Australian Open 2014: Stephane Robert and the art of casino tennis
Stephane Robert is a self-proclaimed gambler when it comes to his shot-making on the tennis courts, taking his chances and mixing unorthodox game-making with the more conventional. Off court he’s one of those wry, self-deprecating individuals making light of all the struggles he’s endured so far in his career, before got his chance at the Australian Open this year.
Before the start of Robert’s sojourn at the Australian Open, not many knew about him, least of all in the majors. Those who knew him faintly did so because of his upset over Tomas Berdych in the first round at Roland Garros in 2011, nearly three years ago. That match, another long forgotten event, had become the summation of the high point of the Frenchman’s career, possibly never to be repeated again.
Robert’s presence in another major wouldn’t have been repeated too, had it not been for Philip Kohlscreiber’s last-minute pull-out. Kohlscreiber’s hamstring injury – as unsympathetic as it sounds – paved the way for the 33-year old Frenchman’s re-emergence from relative anonymity and a possible limiting of his globetrotting, playing his way through the lower tournament rungs.
In that, Robert indeed emerge to be the lucky loser, advancing not just through each round in the main draw but also side-by-side making his mark in the history books of the Australian Open as well. He got through easily in his opening two rounds against Aljaz Bedene and Michal Przysiezny. Even before Robert could step onto the court to play against his third round opponent Martin Klizan, another lucky loser himself, the two guys had made it to the sport’s record books by becoming the first two lucky losers to play in the third round of a Grand Slam in more than four decades. The last time this occurred was way back in 1973, in the French Open, where 81 players had boycotted the event and 50 lucky losers were substituted to take their place in the main draw.
Despite his self-declared inexperience of playing in the third round of a major, Robert outplayed Klizan without much fuss, booking a career-best fourth round place against Andy Murray. And just like that, the world suddenly became intrigued with him. For never before in the history of the Australian Open had a lucky loser made it to the second week, and in spite of the Scot being the favourite to win the match, the feel-good factor remained with the Frenchman.
Sportsmen talk of passion being the most important incentive that drives and motivates them. In the face of adversities, drumming up passion becomes quite a daunting task indeed for many athletes. Some even succumb to the lure of taking an easy way out, despite the risk of being caught out, just so that they can have something to speak of by way of returns. And there are those like Robert who wait it out by biding their time optimistically and spurring themselves on to take the tougher route even if it doesn’t get them increased returns.
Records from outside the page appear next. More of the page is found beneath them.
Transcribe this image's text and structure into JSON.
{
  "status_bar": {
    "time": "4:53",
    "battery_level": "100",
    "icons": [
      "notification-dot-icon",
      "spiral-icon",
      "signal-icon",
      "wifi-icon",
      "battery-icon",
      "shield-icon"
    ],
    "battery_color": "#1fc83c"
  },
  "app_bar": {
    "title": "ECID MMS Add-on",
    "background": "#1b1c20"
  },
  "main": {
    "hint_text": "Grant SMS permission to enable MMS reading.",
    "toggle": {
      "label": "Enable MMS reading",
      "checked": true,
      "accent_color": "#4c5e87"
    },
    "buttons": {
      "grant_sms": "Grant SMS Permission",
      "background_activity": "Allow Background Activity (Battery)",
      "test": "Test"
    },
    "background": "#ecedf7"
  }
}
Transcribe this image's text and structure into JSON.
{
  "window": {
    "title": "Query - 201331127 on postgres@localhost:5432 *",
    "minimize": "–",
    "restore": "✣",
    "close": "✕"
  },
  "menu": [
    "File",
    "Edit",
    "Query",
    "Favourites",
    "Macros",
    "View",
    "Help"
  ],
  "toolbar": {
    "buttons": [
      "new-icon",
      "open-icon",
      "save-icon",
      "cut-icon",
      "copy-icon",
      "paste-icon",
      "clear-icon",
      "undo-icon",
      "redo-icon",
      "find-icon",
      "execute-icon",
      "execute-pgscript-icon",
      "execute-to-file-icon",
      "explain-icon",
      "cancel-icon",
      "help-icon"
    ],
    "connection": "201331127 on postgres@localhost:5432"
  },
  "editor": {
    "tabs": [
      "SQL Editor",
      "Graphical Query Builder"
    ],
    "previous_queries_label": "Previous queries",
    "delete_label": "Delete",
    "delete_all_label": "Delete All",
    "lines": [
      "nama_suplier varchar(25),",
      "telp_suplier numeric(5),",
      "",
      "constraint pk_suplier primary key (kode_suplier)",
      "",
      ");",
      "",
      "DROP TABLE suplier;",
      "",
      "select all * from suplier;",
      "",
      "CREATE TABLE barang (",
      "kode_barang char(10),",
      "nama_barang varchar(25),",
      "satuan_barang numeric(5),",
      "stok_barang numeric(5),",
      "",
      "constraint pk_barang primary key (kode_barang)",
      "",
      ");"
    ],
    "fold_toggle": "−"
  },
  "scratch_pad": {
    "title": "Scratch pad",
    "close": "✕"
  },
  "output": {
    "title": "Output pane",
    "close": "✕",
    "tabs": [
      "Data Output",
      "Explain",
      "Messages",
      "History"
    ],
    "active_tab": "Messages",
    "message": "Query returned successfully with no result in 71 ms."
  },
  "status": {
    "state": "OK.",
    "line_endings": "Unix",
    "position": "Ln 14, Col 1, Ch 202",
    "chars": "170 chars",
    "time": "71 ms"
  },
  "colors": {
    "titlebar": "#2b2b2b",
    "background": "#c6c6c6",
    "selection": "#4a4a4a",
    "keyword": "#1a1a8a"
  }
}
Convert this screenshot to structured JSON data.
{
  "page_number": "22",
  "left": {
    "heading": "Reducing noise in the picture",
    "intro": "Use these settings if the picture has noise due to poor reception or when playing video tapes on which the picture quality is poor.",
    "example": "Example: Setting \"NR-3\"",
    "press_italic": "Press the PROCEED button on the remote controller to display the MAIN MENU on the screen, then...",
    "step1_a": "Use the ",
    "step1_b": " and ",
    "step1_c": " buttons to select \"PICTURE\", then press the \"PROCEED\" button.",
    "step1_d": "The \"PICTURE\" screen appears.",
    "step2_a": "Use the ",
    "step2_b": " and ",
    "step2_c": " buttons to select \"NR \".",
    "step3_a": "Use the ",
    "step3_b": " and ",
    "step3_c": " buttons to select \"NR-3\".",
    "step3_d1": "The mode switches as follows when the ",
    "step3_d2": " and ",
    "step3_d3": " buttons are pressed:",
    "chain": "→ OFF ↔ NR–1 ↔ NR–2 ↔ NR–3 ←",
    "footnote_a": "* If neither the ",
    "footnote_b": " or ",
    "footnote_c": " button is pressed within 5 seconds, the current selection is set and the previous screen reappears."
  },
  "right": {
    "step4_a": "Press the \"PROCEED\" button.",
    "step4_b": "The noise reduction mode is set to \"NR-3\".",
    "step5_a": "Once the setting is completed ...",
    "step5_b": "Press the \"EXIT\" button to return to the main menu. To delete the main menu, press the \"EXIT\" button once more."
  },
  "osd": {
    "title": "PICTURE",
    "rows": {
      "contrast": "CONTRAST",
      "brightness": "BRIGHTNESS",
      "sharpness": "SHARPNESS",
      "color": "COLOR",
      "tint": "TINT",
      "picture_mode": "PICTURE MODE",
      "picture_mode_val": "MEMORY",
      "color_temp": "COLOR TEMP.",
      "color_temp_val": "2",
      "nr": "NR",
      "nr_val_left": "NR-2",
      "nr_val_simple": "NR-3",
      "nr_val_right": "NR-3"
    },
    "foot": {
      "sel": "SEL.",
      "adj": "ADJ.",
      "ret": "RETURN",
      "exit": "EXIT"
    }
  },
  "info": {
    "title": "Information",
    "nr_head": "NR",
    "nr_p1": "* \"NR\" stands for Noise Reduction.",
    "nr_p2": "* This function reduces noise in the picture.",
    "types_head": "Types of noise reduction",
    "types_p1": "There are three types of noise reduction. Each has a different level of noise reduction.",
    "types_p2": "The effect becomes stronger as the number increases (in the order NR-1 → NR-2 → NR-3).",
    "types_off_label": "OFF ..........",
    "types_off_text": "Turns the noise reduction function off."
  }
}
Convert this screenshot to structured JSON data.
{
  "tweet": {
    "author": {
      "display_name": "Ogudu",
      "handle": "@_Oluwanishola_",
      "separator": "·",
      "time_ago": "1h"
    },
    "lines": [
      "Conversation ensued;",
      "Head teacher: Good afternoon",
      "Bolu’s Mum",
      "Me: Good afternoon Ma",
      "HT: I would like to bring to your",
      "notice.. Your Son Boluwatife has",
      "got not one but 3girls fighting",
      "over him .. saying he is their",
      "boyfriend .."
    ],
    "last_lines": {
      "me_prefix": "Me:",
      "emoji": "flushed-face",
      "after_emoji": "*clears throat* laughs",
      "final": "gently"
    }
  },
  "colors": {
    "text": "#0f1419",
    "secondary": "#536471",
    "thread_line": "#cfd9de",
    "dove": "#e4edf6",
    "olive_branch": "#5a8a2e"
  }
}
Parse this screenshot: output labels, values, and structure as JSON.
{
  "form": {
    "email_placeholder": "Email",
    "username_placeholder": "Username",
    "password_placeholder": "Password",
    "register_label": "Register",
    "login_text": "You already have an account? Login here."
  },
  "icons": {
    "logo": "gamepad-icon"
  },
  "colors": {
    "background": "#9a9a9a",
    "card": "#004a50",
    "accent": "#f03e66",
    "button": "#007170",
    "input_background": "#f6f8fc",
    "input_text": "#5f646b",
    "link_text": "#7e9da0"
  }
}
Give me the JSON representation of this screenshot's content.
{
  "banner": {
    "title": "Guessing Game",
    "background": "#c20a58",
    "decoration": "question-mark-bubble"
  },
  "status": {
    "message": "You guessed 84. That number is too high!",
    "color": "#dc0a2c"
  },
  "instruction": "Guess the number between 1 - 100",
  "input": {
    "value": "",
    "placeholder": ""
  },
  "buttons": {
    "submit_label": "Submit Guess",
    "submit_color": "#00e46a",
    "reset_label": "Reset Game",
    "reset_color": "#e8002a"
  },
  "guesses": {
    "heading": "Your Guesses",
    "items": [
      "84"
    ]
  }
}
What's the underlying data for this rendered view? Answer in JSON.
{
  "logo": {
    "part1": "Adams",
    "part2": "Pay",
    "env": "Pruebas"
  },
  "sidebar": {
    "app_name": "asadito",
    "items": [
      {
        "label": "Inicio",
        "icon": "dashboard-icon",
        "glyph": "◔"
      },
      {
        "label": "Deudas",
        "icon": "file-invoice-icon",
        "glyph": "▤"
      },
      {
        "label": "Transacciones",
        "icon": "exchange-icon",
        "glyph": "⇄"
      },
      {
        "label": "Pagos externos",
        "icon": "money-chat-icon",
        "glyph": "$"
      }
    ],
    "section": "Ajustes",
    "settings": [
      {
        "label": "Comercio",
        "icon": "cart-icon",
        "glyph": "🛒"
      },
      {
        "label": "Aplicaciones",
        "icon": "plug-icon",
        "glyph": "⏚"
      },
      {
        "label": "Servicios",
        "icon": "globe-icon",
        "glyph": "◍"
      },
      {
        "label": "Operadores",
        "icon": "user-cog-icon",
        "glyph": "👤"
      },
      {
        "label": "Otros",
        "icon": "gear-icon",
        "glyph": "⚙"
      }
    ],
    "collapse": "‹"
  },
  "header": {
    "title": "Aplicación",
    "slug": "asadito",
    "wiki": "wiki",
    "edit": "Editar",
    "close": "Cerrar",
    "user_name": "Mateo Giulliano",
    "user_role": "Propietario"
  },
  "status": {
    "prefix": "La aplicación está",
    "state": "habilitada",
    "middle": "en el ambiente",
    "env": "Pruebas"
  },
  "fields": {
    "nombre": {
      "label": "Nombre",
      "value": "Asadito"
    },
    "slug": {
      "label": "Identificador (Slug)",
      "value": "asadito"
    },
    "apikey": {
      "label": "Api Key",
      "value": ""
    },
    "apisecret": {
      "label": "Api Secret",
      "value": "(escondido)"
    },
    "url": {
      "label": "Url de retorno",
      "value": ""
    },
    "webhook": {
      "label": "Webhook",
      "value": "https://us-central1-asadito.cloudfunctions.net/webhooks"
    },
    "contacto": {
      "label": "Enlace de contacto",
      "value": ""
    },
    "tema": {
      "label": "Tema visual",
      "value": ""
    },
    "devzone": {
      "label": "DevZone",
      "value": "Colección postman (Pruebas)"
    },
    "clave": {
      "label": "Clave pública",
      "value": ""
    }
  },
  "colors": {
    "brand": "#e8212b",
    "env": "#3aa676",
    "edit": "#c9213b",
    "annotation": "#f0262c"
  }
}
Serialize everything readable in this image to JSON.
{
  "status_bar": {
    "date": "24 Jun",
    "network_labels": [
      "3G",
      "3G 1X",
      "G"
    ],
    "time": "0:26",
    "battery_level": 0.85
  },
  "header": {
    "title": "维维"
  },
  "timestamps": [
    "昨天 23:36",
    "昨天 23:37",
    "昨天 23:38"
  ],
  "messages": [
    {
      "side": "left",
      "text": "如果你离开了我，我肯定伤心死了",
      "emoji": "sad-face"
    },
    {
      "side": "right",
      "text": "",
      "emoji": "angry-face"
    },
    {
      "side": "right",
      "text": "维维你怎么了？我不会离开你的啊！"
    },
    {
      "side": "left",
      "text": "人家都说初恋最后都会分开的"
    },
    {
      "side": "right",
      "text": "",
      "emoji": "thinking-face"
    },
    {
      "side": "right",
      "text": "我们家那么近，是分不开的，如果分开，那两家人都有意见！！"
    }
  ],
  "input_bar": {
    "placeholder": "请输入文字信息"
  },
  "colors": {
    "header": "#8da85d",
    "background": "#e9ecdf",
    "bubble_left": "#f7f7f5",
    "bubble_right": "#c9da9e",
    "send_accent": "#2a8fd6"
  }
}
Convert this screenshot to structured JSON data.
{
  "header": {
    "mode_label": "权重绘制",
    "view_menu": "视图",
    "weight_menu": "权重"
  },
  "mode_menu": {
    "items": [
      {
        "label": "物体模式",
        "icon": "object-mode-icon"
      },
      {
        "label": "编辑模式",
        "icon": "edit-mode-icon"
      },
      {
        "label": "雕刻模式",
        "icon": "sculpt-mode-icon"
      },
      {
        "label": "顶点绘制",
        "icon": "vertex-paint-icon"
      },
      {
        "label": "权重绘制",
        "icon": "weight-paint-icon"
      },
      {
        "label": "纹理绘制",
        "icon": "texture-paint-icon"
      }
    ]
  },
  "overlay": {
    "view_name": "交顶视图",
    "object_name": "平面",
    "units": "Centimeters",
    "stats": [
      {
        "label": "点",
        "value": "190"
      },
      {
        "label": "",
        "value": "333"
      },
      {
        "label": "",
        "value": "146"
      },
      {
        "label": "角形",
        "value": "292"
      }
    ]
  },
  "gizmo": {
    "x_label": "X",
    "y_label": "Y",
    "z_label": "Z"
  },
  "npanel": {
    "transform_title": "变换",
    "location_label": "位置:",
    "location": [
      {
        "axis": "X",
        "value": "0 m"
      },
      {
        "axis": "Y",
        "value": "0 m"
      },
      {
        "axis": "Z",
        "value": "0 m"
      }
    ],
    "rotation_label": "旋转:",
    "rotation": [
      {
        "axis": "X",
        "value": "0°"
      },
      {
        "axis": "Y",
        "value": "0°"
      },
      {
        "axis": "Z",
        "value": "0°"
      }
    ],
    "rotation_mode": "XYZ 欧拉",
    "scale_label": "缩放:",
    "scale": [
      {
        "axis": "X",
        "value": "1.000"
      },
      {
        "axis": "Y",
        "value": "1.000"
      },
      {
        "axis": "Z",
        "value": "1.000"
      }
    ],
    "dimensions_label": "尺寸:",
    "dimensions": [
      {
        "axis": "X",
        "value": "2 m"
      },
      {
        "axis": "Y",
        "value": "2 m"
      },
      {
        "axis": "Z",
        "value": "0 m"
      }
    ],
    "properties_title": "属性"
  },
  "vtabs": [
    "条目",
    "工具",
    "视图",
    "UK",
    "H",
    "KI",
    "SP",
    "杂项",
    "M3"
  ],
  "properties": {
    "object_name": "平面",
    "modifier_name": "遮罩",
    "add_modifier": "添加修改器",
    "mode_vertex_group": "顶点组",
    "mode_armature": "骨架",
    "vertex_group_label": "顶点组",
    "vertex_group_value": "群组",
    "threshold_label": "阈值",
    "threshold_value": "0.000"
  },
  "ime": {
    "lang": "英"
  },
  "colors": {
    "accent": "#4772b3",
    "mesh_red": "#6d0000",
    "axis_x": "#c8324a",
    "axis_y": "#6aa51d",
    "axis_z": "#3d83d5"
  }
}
In Robert’s case, such patience will see him net a much-needed supercharge to his ranking and a pay-cheque containing figures way more than what he had previously struggled to earn in a single season. The cost of earning this boost hasn’t however come easy for Robert who’d been dealing with a niggling back problem throughout the course of his run in the four rounds. Though the sway will certainly be with the Frenchman to push himself ahead into the season, one can never really tell about the way tides and fortunes could change for the Frenchman, especially with him being on the cusp of celebrating his 34th birthday.
Being the ‘casino tennis player’ that he is, Robert himself wouldn’t prematurely count on his cards being full flush. Nor would he give up playing in case he doesn’t have all the right cards; that’s just not the way he is. And that is precisely the quality that makes him to be one of the toughest opponents to play against, as Andy Murray found out in their fourth round match.